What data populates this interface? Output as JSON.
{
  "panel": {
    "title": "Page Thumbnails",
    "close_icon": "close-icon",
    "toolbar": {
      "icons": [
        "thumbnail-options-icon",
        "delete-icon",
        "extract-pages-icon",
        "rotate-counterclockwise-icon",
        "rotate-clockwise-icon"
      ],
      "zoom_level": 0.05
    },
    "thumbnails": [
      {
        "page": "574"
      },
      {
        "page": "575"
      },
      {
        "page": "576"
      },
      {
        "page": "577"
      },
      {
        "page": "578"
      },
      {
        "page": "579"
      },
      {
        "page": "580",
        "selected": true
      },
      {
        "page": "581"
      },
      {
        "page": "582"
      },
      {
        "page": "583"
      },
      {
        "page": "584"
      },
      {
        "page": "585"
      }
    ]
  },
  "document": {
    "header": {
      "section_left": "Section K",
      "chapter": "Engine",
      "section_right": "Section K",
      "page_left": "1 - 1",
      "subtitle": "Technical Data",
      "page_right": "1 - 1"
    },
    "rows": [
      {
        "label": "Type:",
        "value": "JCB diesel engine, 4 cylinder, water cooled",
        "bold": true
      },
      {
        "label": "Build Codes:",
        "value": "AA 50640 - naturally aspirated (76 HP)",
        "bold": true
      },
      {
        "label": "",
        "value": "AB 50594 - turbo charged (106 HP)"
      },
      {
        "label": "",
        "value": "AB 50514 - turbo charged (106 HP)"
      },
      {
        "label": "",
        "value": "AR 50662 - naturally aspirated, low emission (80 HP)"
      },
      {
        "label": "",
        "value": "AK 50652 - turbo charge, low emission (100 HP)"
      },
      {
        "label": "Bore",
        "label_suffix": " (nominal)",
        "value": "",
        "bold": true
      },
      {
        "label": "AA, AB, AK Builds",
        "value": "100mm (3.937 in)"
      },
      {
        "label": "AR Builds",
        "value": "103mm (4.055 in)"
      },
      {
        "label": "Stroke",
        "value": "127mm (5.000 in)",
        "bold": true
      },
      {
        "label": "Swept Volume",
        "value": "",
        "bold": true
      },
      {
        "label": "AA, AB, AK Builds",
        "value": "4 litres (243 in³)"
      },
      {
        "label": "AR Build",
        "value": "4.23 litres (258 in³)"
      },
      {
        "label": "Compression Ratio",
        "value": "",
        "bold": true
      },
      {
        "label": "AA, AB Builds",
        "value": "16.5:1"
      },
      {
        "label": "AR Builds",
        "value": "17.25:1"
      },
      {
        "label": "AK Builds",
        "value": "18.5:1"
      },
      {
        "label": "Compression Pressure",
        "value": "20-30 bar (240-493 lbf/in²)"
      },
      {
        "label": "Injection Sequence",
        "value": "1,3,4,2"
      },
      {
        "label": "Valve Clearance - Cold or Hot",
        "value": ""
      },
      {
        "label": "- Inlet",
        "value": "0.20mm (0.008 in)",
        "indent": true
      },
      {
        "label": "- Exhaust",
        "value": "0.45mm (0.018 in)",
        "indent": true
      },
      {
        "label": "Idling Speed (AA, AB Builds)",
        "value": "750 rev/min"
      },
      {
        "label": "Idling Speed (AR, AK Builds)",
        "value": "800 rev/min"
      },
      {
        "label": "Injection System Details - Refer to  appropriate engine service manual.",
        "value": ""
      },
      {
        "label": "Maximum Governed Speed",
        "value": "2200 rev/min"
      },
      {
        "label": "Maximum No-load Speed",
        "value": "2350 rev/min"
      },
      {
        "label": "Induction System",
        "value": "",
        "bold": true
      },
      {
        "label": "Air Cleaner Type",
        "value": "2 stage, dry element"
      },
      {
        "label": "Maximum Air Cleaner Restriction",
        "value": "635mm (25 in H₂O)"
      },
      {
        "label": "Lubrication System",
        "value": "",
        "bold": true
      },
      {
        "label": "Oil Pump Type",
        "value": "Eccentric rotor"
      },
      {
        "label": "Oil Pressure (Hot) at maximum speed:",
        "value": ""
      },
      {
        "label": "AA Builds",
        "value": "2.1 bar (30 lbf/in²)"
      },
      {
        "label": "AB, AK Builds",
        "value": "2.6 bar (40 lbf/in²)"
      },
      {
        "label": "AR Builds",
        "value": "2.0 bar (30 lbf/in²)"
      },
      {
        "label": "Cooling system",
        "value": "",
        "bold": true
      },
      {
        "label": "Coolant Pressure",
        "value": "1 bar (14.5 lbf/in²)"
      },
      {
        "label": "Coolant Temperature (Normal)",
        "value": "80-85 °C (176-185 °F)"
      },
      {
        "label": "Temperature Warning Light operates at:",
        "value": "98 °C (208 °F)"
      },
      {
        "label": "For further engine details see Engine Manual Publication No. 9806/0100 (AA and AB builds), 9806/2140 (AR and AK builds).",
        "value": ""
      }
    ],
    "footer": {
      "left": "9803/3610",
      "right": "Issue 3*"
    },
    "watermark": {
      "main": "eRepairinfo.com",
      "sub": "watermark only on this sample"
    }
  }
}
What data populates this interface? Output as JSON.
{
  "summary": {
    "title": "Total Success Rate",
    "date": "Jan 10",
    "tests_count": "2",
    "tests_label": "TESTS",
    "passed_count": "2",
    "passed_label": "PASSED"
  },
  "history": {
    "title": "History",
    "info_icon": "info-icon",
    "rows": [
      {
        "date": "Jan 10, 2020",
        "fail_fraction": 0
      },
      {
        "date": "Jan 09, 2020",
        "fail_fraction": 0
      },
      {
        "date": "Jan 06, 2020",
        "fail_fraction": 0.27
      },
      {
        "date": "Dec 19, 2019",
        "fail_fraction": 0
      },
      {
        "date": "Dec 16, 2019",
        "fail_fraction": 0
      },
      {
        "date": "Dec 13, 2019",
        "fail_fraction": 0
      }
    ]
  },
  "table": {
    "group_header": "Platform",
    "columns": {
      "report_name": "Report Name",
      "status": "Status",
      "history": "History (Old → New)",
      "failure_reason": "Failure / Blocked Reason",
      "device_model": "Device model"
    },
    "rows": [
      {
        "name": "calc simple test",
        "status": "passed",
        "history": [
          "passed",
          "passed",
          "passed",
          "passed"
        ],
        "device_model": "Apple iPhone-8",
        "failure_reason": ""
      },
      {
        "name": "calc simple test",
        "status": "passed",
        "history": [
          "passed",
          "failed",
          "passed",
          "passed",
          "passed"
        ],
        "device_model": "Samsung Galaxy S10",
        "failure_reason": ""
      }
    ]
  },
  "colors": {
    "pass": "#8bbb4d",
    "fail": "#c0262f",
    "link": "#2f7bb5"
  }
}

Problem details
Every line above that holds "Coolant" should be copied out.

Task response
        "label": "Coolant Pressure",
        "label": "Coolant Temperature (Normal)",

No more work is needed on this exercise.